> Task data:
[Start of Attachment]

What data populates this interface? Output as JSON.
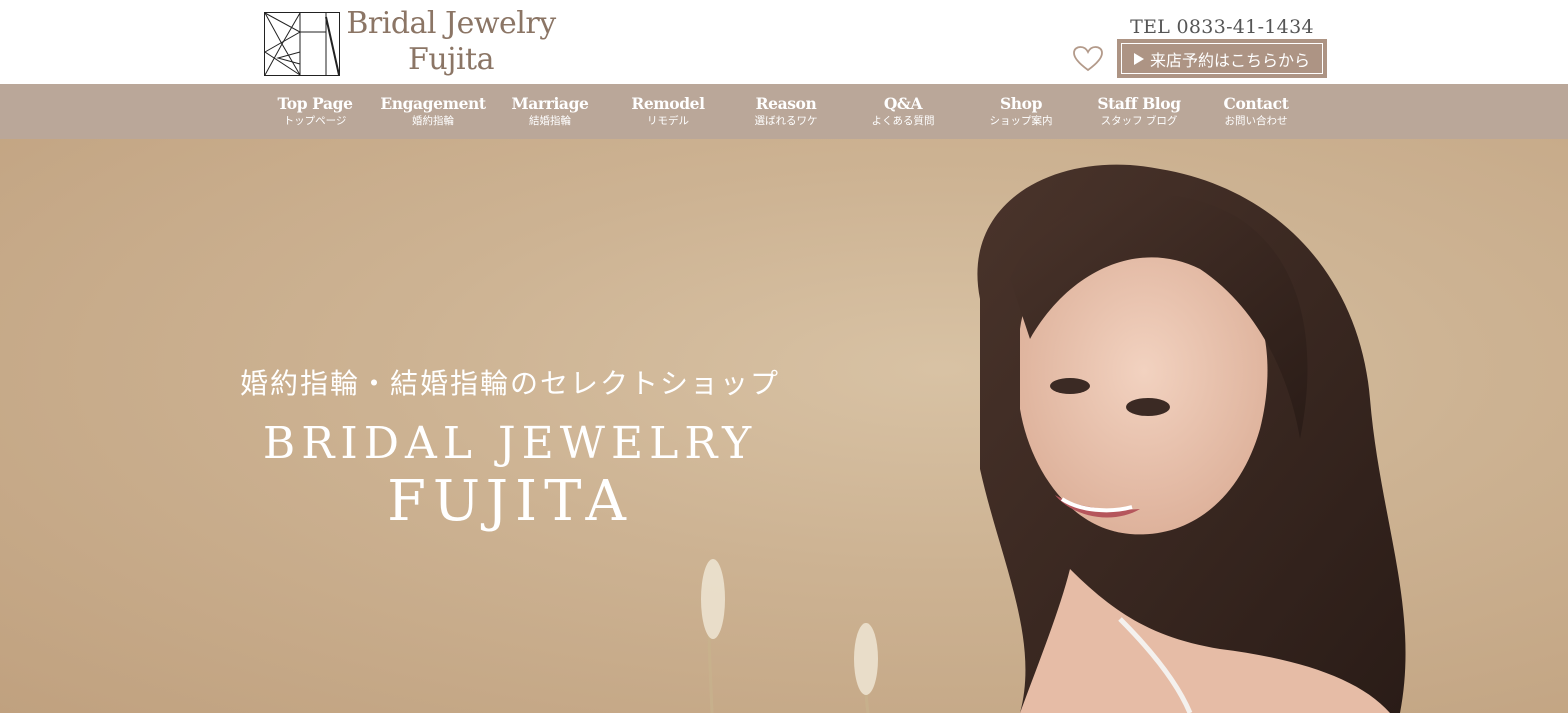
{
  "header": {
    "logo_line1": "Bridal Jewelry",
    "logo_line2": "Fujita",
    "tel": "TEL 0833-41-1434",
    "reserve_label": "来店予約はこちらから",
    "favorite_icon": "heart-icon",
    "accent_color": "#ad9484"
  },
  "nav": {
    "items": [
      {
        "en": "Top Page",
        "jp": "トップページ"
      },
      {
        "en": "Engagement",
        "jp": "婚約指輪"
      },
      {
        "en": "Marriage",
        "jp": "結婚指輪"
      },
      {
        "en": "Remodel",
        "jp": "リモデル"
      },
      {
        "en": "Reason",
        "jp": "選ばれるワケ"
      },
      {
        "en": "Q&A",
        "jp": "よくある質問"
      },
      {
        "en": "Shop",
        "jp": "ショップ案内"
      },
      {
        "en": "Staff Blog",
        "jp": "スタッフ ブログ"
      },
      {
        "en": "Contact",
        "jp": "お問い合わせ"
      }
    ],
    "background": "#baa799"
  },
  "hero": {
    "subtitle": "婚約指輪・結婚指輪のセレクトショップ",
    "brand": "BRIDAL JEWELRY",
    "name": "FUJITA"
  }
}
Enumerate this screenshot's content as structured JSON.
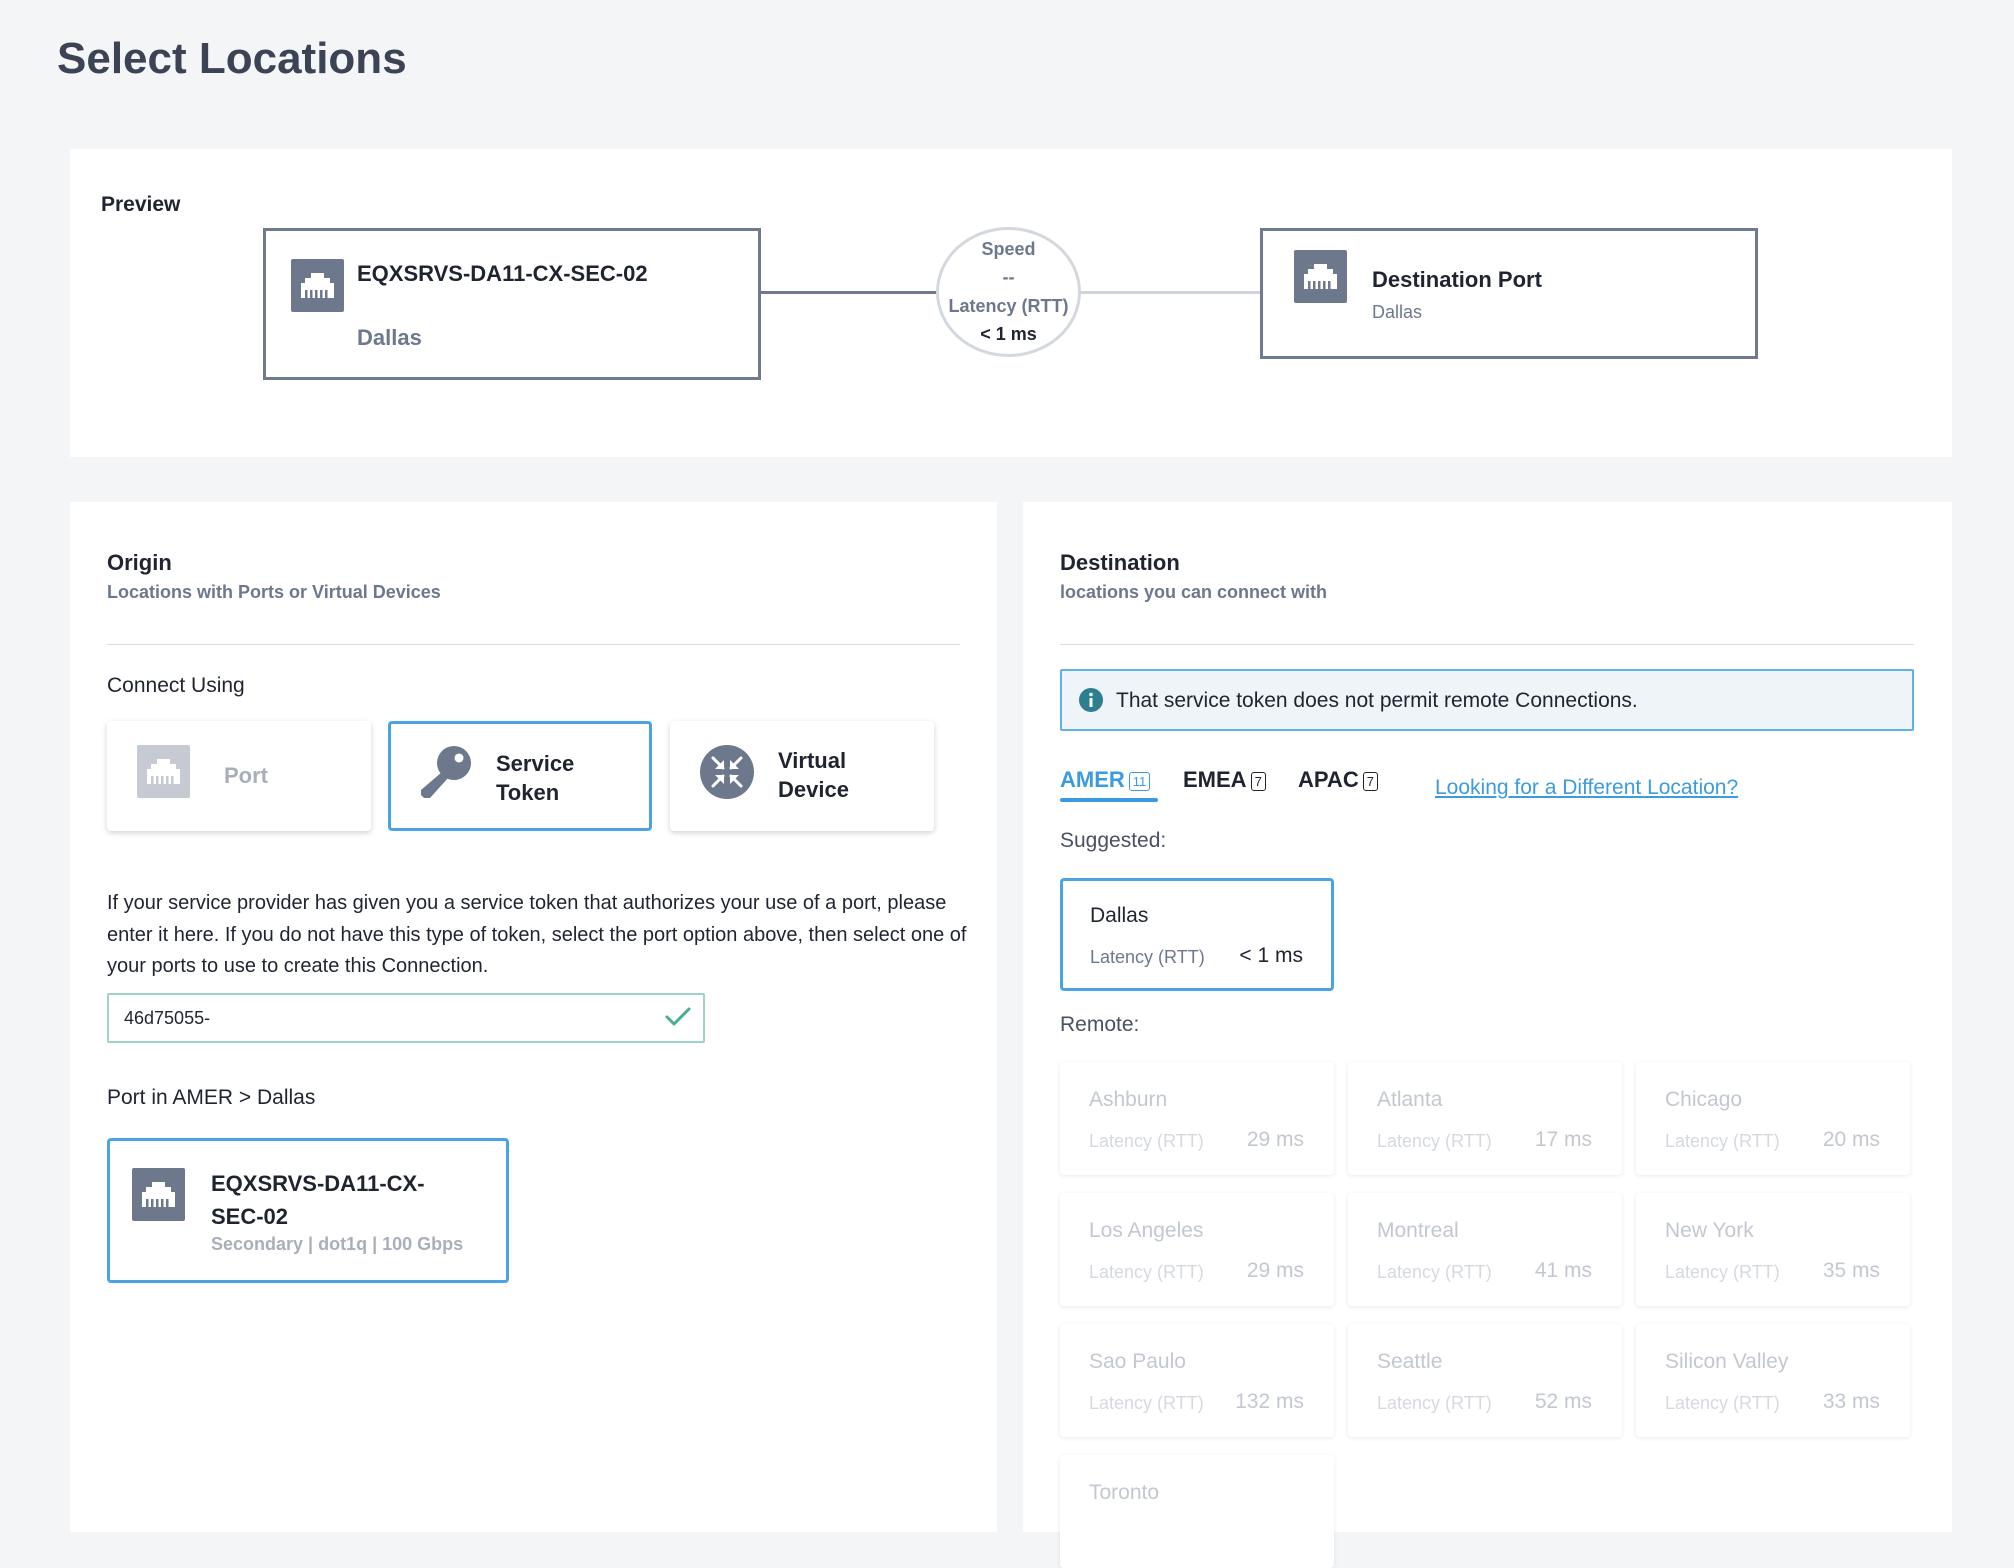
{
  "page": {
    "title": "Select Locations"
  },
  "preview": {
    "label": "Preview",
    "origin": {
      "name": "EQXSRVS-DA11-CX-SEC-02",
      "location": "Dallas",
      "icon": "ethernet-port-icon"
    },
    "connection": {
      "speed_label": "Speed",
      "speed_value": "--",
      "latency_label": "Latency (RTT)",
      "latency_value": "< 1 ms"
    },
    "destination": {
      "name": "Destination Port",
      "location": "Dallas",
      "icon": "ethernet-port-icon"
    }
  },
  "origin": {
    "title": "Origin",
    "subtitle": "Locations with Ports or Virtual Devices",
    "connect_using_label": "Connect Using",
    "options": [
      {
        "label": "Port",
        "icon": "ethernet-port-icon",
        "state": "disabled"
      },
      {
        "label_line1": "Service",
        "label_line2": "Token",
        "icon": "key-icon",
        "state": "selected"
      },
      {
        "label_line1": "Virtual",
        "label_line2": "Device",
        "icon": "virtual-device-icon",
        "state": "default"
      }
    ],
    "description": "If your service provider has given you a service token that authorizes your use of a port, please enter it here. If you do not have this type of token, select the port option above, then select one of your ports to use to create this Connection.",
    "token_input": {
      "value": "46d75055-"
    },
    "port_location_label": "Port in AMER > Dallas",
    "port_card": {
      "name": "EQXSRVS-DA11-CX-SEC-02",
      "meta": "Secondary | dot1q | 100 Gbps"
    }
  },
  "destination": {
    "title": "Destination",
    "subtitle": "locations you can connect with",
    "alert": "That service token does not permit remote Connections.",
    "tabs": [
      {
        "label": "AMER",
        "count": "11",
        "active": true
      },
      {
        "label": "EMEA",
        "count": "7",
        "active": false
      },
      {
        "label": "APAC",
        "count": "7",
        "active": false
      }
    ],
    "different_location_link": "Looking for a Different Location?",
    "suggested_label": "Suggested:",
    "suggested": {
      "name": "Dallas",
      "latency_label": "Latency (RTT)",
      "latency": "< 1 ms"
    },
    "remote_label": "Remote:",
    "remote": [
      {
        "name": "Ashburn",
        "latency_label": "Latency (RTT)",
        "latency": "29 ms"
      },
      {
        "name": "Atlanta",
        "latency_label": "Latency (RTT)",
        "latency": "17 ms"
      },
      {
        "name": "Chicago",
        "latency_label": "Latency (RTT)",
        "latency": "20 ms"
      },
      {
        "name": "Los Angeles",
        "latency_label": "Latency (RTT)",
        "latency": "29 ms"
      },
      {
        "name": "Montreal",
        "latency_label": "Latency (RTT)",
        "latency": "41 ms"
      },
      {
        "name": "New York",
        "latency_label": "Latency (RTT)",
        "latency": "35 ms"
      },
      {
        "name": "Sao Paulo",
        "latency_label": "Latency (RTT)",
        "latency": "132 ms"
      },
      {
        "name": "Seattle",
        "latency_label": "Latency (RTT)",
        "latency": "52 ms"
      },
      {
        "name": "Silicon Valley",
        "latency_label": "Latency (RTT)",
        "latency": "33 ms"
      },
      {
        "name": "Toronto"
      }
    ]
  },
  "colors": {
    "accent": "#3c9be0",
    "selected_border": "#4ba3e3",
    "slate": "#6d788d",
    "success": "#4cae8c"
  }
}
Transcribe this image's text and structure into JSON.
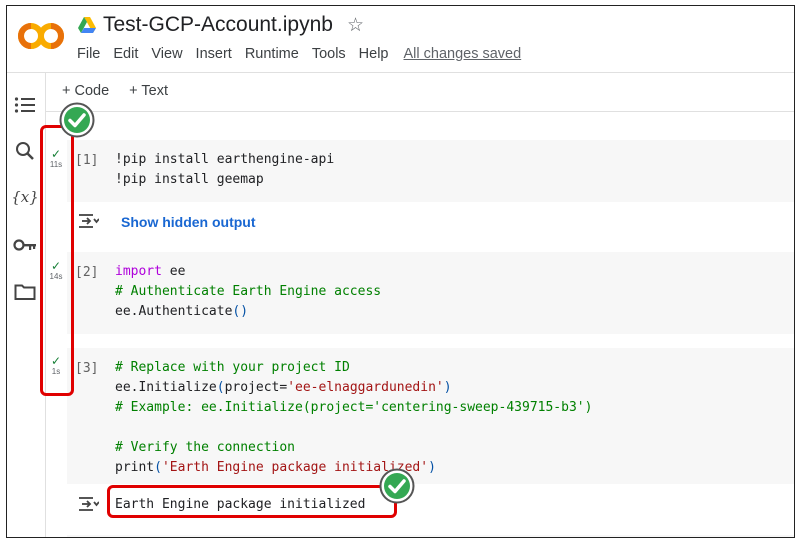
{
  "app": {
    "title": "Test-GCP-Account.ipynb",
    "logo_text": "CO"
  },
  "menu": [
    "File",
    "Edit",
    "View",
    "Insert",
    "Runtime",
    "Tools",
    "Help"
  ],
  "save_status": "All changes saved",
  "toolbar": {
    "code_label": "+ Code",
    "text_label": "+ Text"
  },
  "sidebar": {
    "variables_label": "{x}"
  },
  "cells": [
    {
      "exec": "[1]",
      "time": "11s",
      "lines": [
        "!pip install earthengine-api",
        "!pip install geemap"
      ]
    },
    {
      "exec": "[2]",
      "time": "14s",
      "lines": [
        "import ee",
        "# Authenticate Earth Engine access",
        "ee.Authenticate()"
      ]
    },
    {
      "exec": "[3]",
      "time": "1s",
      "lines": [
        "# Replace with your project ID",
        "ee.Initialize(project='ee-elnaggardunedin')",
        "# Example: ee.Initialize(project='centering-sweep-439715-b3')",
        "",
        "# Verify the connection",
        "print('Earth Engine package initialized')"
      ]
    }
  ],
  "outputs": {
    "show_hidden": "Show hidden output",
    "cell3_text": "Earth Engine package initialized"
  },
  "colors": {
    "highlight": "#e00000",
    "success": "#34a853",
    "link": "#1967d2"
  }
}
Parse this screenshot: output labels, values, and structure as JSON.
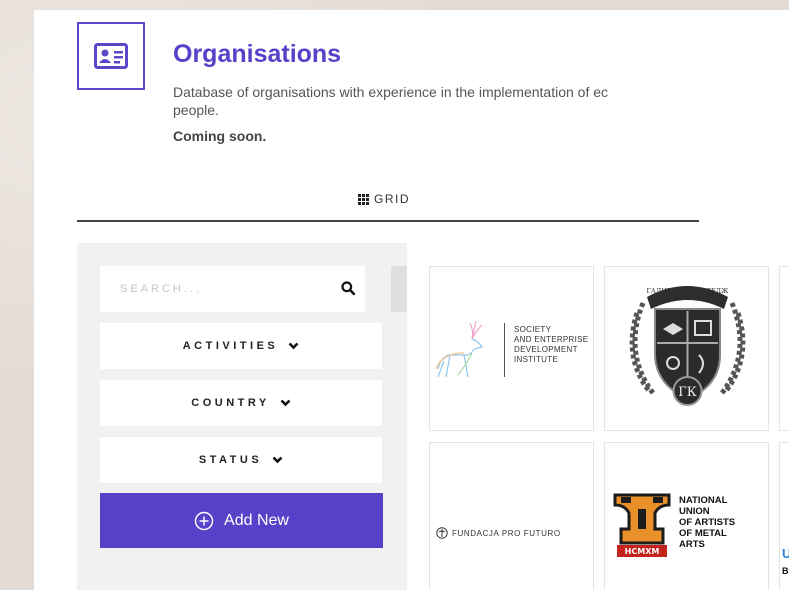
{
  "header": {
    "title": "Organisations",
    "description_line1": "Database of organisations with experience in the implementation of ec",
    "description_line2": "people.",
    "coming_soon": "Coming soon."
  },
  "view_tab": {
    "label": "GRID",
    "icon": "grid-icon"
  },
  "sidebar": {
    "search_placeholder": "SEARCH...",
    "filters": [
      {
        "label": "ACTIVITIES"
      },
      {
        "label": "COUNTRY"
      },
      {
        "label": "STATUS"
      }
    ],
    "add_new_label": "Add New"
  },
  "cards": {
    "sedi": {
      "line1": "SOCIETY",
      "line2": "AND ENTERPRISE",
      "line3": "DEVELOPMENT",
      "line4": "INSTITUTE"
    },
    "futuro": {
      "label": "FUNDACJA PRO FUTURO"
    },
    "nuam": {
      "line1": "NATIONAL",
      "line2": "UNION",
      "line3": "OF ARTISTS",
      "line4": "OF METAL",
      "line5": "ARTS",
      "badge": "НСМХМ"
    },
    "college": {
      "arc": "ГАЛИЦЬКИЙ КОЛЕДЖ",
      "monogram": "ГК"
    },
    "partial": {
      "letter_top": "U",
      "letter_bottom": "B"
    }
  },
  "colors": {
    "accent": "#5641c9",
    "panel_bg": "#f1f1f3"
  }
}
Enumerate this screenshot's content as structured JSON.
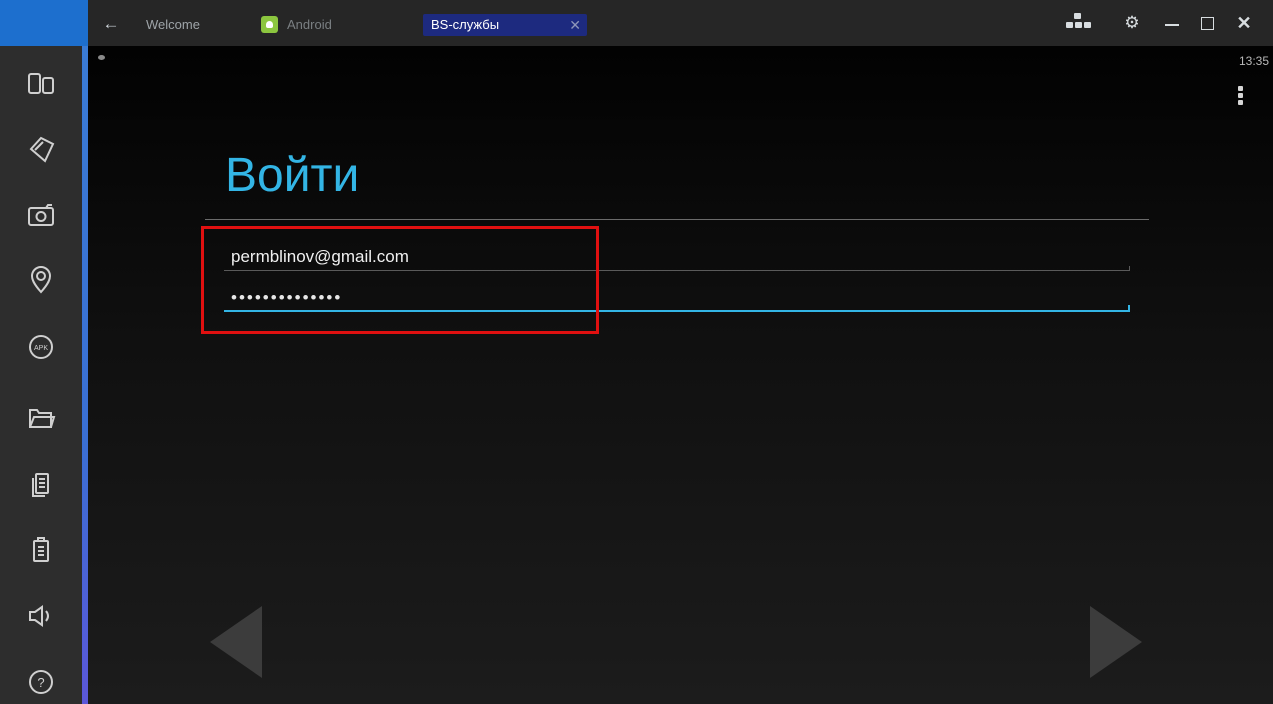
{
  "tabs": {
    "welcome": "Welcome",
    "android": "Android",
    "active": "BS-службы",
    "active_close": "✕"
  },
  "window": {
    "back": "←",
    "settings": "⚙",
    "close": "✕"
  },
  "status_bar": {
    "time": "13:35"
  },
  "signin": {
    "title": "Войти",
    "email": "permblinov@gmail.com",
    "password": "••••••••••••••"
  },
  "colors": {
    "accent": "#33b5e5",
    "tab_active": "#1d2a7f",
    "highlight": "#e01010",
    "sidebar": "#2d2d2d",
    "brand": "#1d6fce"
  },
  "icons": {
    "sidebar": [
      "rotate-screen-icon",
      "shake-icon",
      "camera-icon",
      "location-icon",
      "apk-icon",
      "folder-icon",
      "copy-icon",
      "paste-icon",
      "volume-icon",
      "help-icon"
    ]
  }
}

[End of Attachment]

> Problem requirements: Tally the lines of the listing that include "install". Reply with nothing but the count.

> Response: 2